A powerful Kurdish militia said Tuesday that it is mobilizing against al-Qaeda-linked rebels in northeastern Syria after a Kurdish opposition leader was killed in the area, activists and party officials said. The fight between the Kurds and the extremists has become a war within a war in Syria’s oil-rich region. Recent clashes between Kurdish gunmen and members of al-Qaeda-linked Jabhat al-Nusra and the Islamic State of Iraq and the Levant have left dozens dead on both sides.
BBC: UN criticizes Chile for using terror law on Mapuche
A senior United Nations lawyer has launched a blistering attack on Chile for its treatment of the country's Mapuche indigenous minority. Ben Emmerson, the UN's special rapporteur on Human Rights and Counter-Terrorism, said a long-running dispute over land rights could boil over into serious violence at any moment. He said Chilean police were guilty of "a systematic use of excessive force". The Mapuche make up 9% of the Chilean population.
CNNMoney: How Amazon's new jobs really stack up
Amazon has been touting its plan to hire 7,000 new workers, and even President Obama is speaking at a company distribution center Tuesday on his jobs tour. So how do Amazon's new jobs really stack up?
SEE ALSO: BusinessWeek: What Amazon's Hiring Announcement Doesn't Mean

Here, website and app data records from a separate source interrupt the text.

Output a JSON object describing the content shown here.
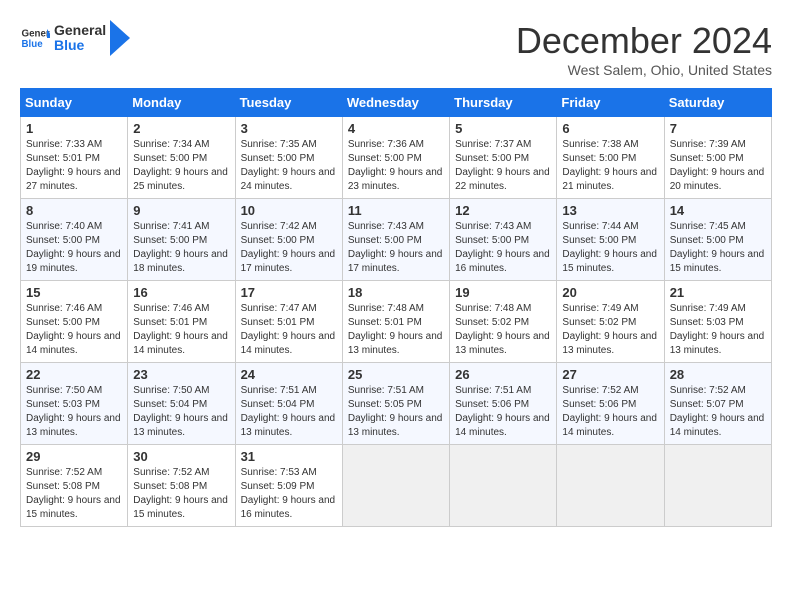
{
  "header": {
    "logo_general": "General",
    "logo_blue": "Blue",
    "month": "December 2024",
    "location": "West Salem, Ohio, United States"
  },
  "days_of_week": [
    "Sunday",
    "Monday",
    "Tuesday",
    "Wednesday",
    "Thursday",
    "Friday",
    "Saturday"
  ],
  "weeks": [
    [
      {
        "day": "1",
        "sunrise": "7:33 AM",
        "sunset": "5:01 PM",
        "daylight": "9 hours and 27 minutes."
      },
      {
        "day": "2",
        "sunrise": "7:34 AM",
        "sunset": "5:00 PM",
        "daylight": "9 hours and 25 minutes."
      },
      {
        "day": "3",
        "sunrise": "7:35 AM",
        "sunset": "5:00 PM",
        "daylight": "9 hours and 24 minutes."
      },
      {
        "day": "4",
        "sunrise": "7:36 AM",
        "sunset": "5:00 PM",
        "daylight": "9 hours and 23 minutes."
      },
      {
        "day": "5",
        "sunrise": "7:37 AM",
        "sunset": "5:00 PM",
        "daylight": "9 hours and 22 minutes."
      },
      {
        "day": "6",
        "sunrise": "7:38 AM",
        "sunset": "5:00 PM",
        "daylight": "9 hours and 21 minutes."
      },
      {
        "day": "7",
        "sunrise": "7:39 AM",
        "sunset": "5:00 PM",
        "daylight": "9 hours and 20 minutes."
      }
    ],
    [
      {
        "day": "8",
        "sunrise": "7:40 AM",
        "sunset": "5:00 PM",
        "daylight": "9 hours and 19 minutes."
      },
      {
        "day": "9",
        "sunrise": "7:41 AM",
        "sunset": "5:00 PM",
        "daylight": "9 hours and 18 minutes."
      },
      {
        "day": "10",
        "sunrise": "7:42 AM",
        "sunset": "5:00 PM",
        "daylight": "9 hours and 17 minutes."
      },
      {
        "day": "11",
        "sunrise": "7:43 AM",
        "sunset": "5:00 PM",
        "daylight": "9 hours and 17 minutes."
      },
      {
        "day": "12",
        "sunrise": "7:43 AM",
        "sunset": "5:00 PM",
        "daylight": "9 hours and 16 minutes."
      },
      {
        "day": "13",
        "sunrise": "7:44 AM",
        "sunset": "5:00 PM",
        "daylight": "9 hours and 15 minutes."
      },
      {
        "day": "14",
        "sunrise": "7:45 AM",
        "sunset": "5:00 PM",
        "daylight": "9 hours and 15 minutes."
      }
    ],
    [
      {
        "day": "15",
        "sunrise": "7:46 AM",
        "sunset": "5:00 PM",
        "daylight": "9 hours and 14 minutes."
      },
      {
        "day": "16",
        "sunrise": "7:46 AM",
        "sunset": "5:01 PM",
        "daylight": "9 hours and 14 minutes."
      },
      {
        "day": "17",
        "sunrise": "7:47 AM",
        "sunset": "5:01 PM",
        "daylight": "9 hours and 14 minutes."
      },
      {
        "day": "18",
        "sunrise": "7:48 AM",
        "sunset": "5:01 PM",
        "daylight": "9 hours and 13 minutes."
      },
      {
        "day": "19",
        "sunrise": "7:48 AM",
        "sunset": "5:02 PM",
        "daylight": "9 hours and 13 minutes."
      },
      {
        "day": "20",
        "sunrise": "7:49 AM",
        "sunset": "5:02 PM",
        "daylight": "9 hours and 13 minutes."
      },
      {
        "day": "21",
        "sunrise": "7:49 AM",
        "sunset": "5:03 PM",
        "daylight": "9 hours and 13 minutes."
      }
    ],
    [
      {
        "day": "22",
        "sunrise": "7:50 AM",
        "sunset": "5:03 PM",
        "daylight": "9 hours and 13 minutes."
      },
      {
        "day": "23",
        "sunrise": "7:50 AM",
        "sunset": "5:04 PM",
        "daylight": "9 hours and 13 minutes."
      },
      {
        "day": "24",
        "sunrise": "7:51 AM",
        "sunset": "5:04 PM",
        "daylight": "9 hours and 13 minutes."
      },
      {
        "day": "25",
        "sunrise": "7:51 AM",
        "sunset": "5:05 PM",
        "daylight": "9 hours and 13 minutes."
      },
      {
        "day": "26",
        "sunrise": "7:51 AM",
        "sunset": "5:06 PM",
        "daylight": "9 hours and 14 minutes."
      },
      {
        "day": "27",
        "sunrise": "7:52 AM",
        "sunset": "5:06 PM",
        "daylight": "9 hours and 14 minutes."
      },
      {
        "day": "28",
        "sunrise": "7:52 AM",
        "sunset": "5:07 PM",
        "daylight": "9 hours and 14 minutes."
      }
    ],
    [
      {
        "day": "29",
        "sunrise": "7:52 AM",
        "sunset": "5:08 PM",
        "daylight": "9 hours and 15 minutes."
      },
      {
        "day": "30",
        "sunrise": "7:52 AM",
        "sunset": "5:08 PM",
        "daylight": "9 hours and 15 minutes."
      },
      {
        "day": "31",
        "sunrise": "7:53 AM",
        "sunset": "5:09 PM",
        "daylight": "9 hours and 16 minutes."
      },
      null,
      null,
      null,
      null
    ]
  ],
  "labels": {
    "sunrise": "Sunrise:",
    "sunset": "Sunset:",
    "daylight": "Daylight:"
  }
}
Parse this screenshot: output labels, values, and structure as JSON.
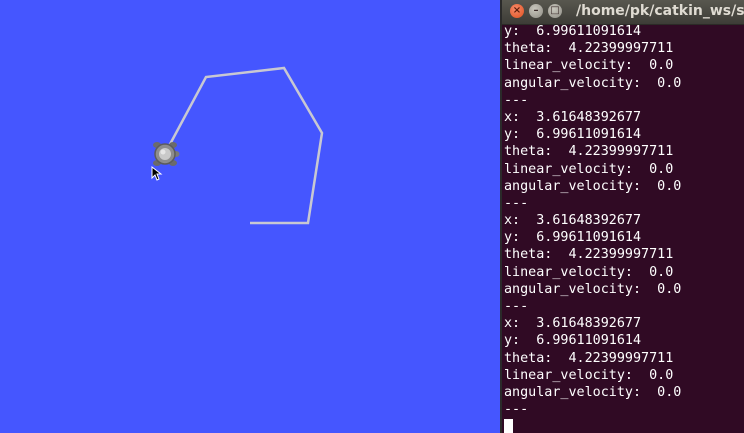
{
  "colors": {
    "sim_background": "#4556ff",
    "trail": "#c8c8d2",
    "terminal_background": "#300a24",
    "terminal_text": "#ffffff"
  },
  "simulator": {
    "turtle_icon": "turtle-icon",
    "mouse_cursor_icon": "mouse-pointer-icon"
  },
  "terminal": {
    "title": "/home/pk/catkin_ws/sr",
    "window_buttons": [
      "close-icon",
      "minimize-icon",
      "maximize-icon"
    ],
    "lines": [
      "y:  6.99611091614",
      "theta:  4.22399997711",
      "linear_velocity:  0.0",
      "angular_velocity:  0.0",
      "---",
      "x:  3.61648392677",
      "y:  6.99611091614",
      "theta:  4.22399997711",
      "linear_velocity:  0.0",
      "angular_velocity:  0.0",
      "---",
      "x:  3.61648392677",
      "y:  6.99611091614",
      "theta:  4.22399997711",
      "linear_velocity:  0.0",
      "angular_velocity:  0.0",
      "---",
      "x:  3.61648392677",
      "y:  6.99611091614",
      "theta:  4.22399997711",
      "linear_velocity:  0.0",
      "angular_velocity:  0.0",
      "---"
    ]
  }
}
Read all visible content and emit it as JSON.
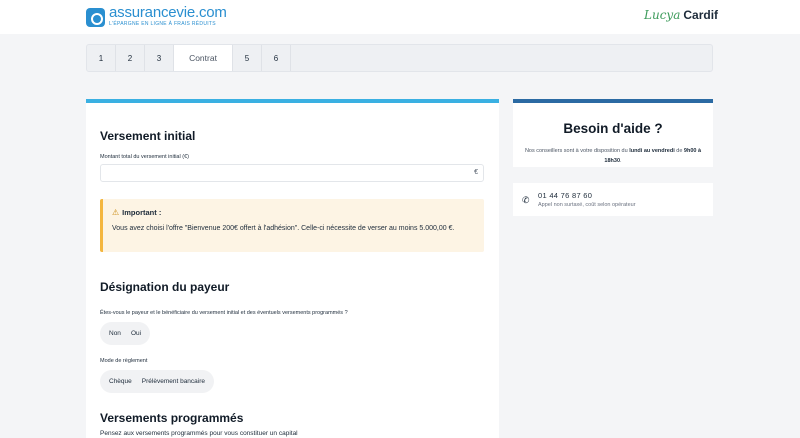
{
  "header": {
    "logo_name": "assurancevie.com",
    "logo_tagline": "L'ÉPARGNE EN LIGNE À FRAIS RÉDUITS",
    "partner_script": "Lucya",
    "partner_name": "Cardif"
  },
  "stepper": {
    "steps": [
      "1",
      "2",
      "3",
      "Contrat",
      "5",
      "6"
    ]
  },
  "versement_initial": {
    "title": "Versement initial",
    "amount_label": "Montant total du versement initial (€)",
    "amount_value": "",
    "currency_symbol": "€",
    "alert_title": "Important :",
    "alert_text": "Vous avez choisi l'offre \"Bienvenue 200€ offert à l'adhésion\". Celle-ci nécessite de verser au moins 5.000,00 €."
  },
  "designation": {
    "title": "Désignation du payeur",
    "question": "Êtes-vous le payeur et le bénéficiaire du versement initial et des éventuels versements programmés ?",
    "options": [
      "Non",
      "Oui"
    ],
    "payment_label": "Mode de règlement",
    "payment_options": [
      "Chèque",
      "Prélèvement bancaire"
    ]
  },
  "versements_programmes": {
    "title": "Versements programmés",
    "subtitle": "Pensez aux versements programmés pour vous constituer un capital"
  },
  "help": {
    "title": "Besoin d'aide ?",
    "text_before": "Nos conseillers sont à votre disposition du ",
    "text_days": "lundi au vendredi",
    "text_middle": " de ",
    "text_hours": "9h00 à 18h30",
    "text_end": ".",
    "phone": "01 44 76 87 60",
    "phone_note": "Appel non surtaxé, coût selon opérateur"
  },
  "colors": {
    "primary_accent": "#3ab0e2",
    "help_accent": "#2b6aa3",
    "alert_border": "#f4b63f",
    "alert_bg": "#fdf4e4"
  }
}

Bloomberg: Tin Exports From Indonesia Seen Falling Most in Eight Months
Tin exports from Indonesia, which surged in June before new purity rules in the world’s largest shipper came into force, will probably contract in July by the most in eight months, according to a survey. Shipments may fall 28 percent to 8,000 metric tons compared with June, the median of estimates from six exporters and an analyst in a Bloomberg survey showed. That’s the steepest drop since November, when sales fell 28.1 percent, and compares with 8,298.5 tons in July 2012, data compiled by Bloomberg show.

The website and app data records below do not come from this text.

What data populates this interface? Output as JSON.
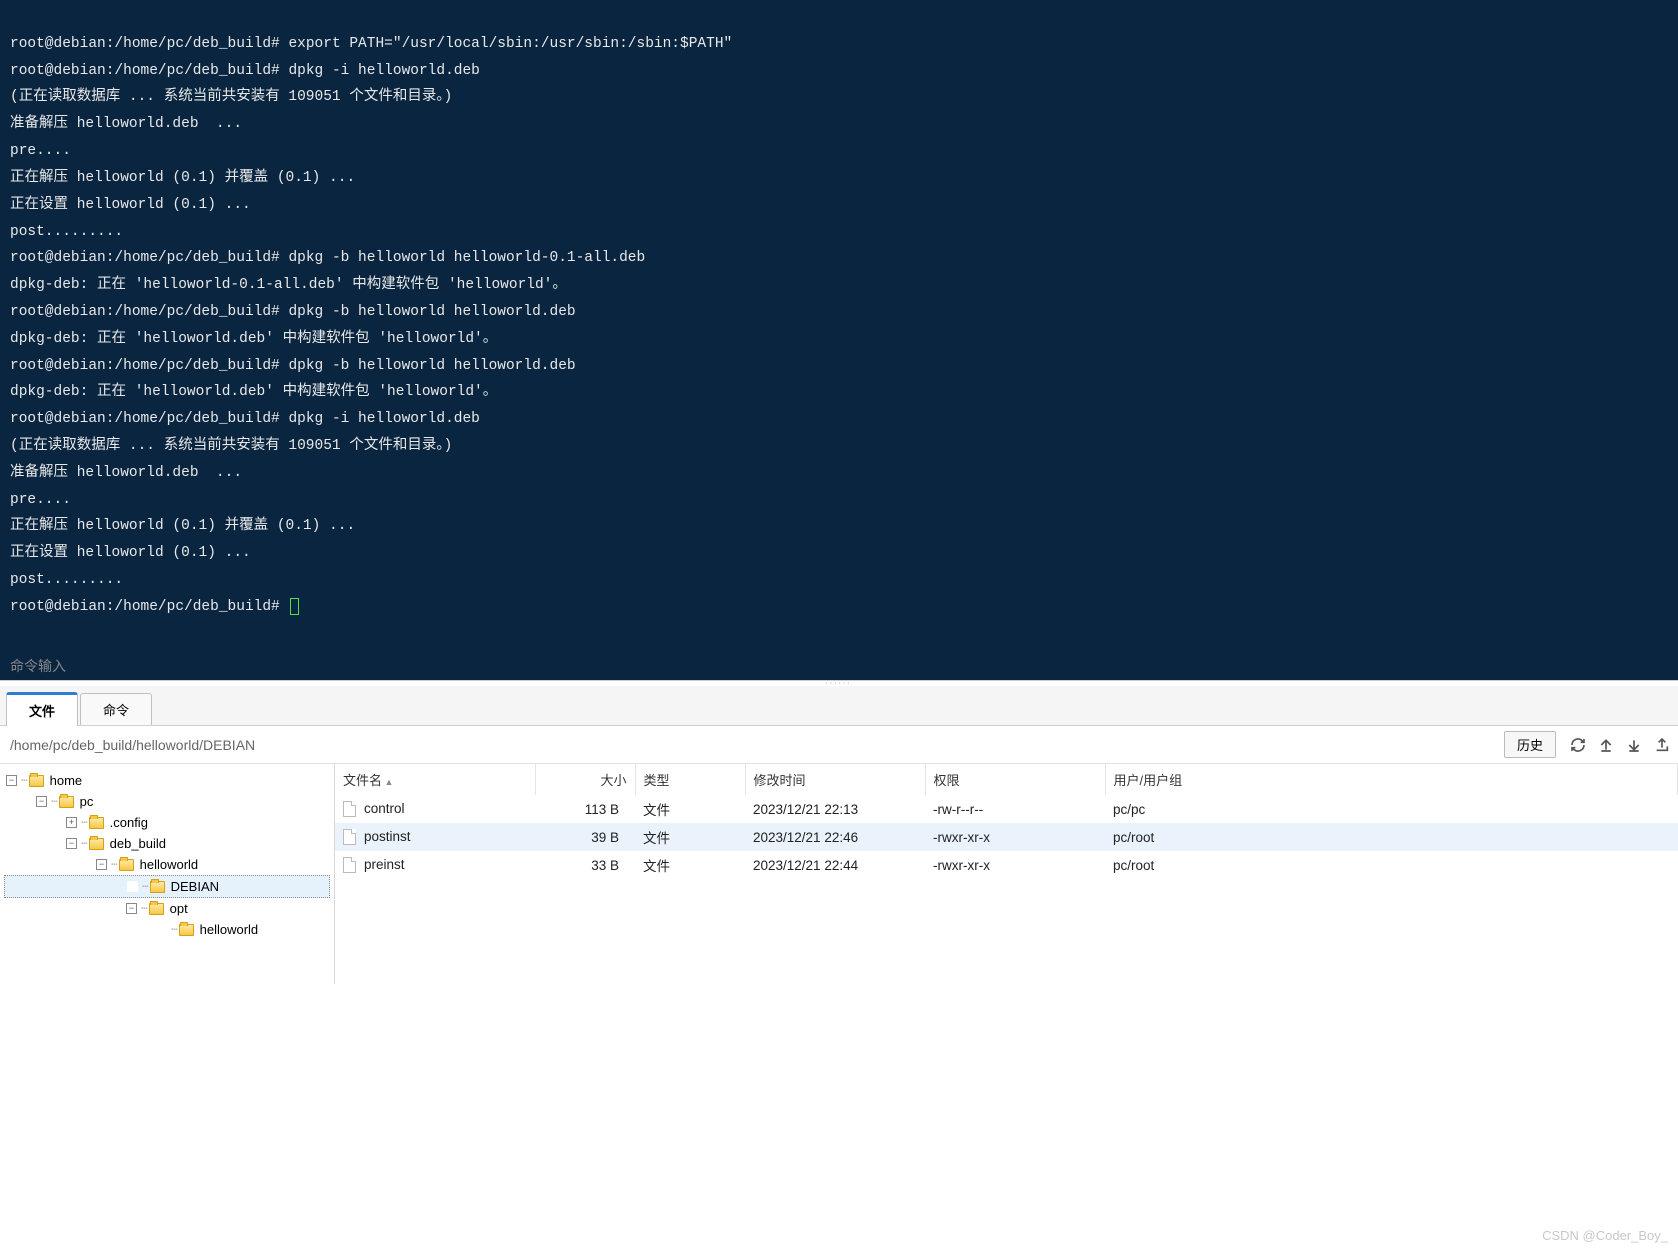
{
  "terminal": {
    "lines": [
      "root@debian:/home/pc/deb_build# export PATH=\"/usr/local/sbin:/usr/sbin:/sbin:$PATH\"",
      "root@debian:/home/pc/deb_build# dpkg -i helloworld.deb",
      "(正在读取数据库 ... 系统当前共安装有 109051 个文件和目录。)",
      "准备解压 helloworld.deb  ...",
      "pre....",
      "正在解压 helloworld (0.1) 并覆盖 (0.1) ...",
      "正在设置 helloworld (0.1) ...",
      "post.........",
      "root@debian:/home/pc/deb_build# dpkg -b helloworld helloworld-0.1-all.deb",
      "dpkg-deb: 正在 'helloworld-0.1-all.deb' 中构建软件包 'helloworld'。",
      "root@debian:/home/pc/deb_build# dpkg -b helloworld helloworld.deb",
      "dpkg-deb: 正在 'helloworld.deb' 中构建软件包 'helloworld'。",
      "root@debian:/home/pc/deb_build# dpkg -b helloworld helloworld.deb",
      "dpkg-deb: 正在 'helloworld.deb' 中构建软件包 'helloworld'。",
      "root@debian:/home/pc/deb_build# dpkg -i helloworld.deb",
      "(正在读取数据库 ... 系统当前共安装有 109051 个文件和目录。)",
      "准备解压 helloworld.deb  ...",
      "pre....",
      "正在解压 helloworld (0.1) 并覆盖 (0.1) ...",
      "正在设置 helloworld (0.1) ...",
      "post.........",
      "root@debian:/home/pc/deb_build# "
    ],
    "input_hint": "命令输入"
  },
  "tabs": {
    "files": "文件",
    "commands": "命令"
  },
  "toolbar": {
    "path": "/home/pc/deb_build/helloworld/DEBIAN",
    "history": "历史"
  },
  "tree": {
    "n0": "home",
    "n1": "pc",
    "n2": ".config",
    "n3": "deb_build",
    "n4": "helloworld",
    "n5": "DEBIAN",
    "n6": "opt",
    "n7": "helloworld"
  },
  "list": {
    "headers": {
      "name": "文件名",
      "size": "大小",
      "type": "类型",
      "mtime": "修改时间",
      "perm": "权限",
      "owner": "用户/用户组"
    },
    "rows": [
      {
        "name": "control",
        "size": "113 B",
        "type": "文件",
        "mtime": "2023/12/21 22:13",
        "perm": "-rw-r--r--",
        "owner": "pc/pc"
      },
      {
        "name": "postinst",
        "size": "39 B",
        "type": "文件",
        "mtime": "2023/12/21 22:46",
        "perm": "-rwxr-xr-x",
        "owner": "pc/root"
      },
      {
        "name": "preinst",
        "size": "33 B",
        "type": "文件",
        "mtime": "2023/12/21 22:44",
        "perm": "-rwxr-xr-x",
        "owner": "pc/root"
      }
    ]
  },
  "watermark": "CSDN @Coder_Boy_"
}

WSJ: Home Prices Jump, but Headwinds Build
Home prices during the first half of 2013 posted their largest gain since the housing boom peaked seven years ago, but rising mortgage rates and the potential for more supply could eventually slow the run-up. Nationally, home values rose by 5.8% in June from one year ago, according to Zillow Inc., the real-estate website, the largest gain since 2006. So far this year, prices are up 2.7%, the strongest year-to-date gain in June since 2005. The speed with which prices have risen over the past year has taken many economists by surprise.
DealBook: Over a Million Are Denied Bank Accounts for Past Errors
Mistakes like a bounced check or a small overdraft have effectively blacklisted more than a million low-income Americans from the mainstream financial system for as long as seven years as a result of little-known private databases that are used by the nation’s major banks. The problem is contributing to the growth of the roughly 10 million households in the United States that lack a banking account, a basic requirement of modern economic life.
CNBC: 6% Treasury yields? May come sooner than you think
The Federal Reserve will lose control of interest rates as the "great rotation" out of bonds into equities takes off in full force, according to one market watcher, who sees U.S. 10-year Treasury yields hitting 5-6 percent in the next 18-24 months. "It is our opinion that interest rates have begun their assent, that the Fed will eventually lose control of interest rates. The yield curve will first steepen and then will shift, moving rates significantly higher," said Mike Crofton, President and CEO, Philadelphia Trust Company told CNBC on Wednesday.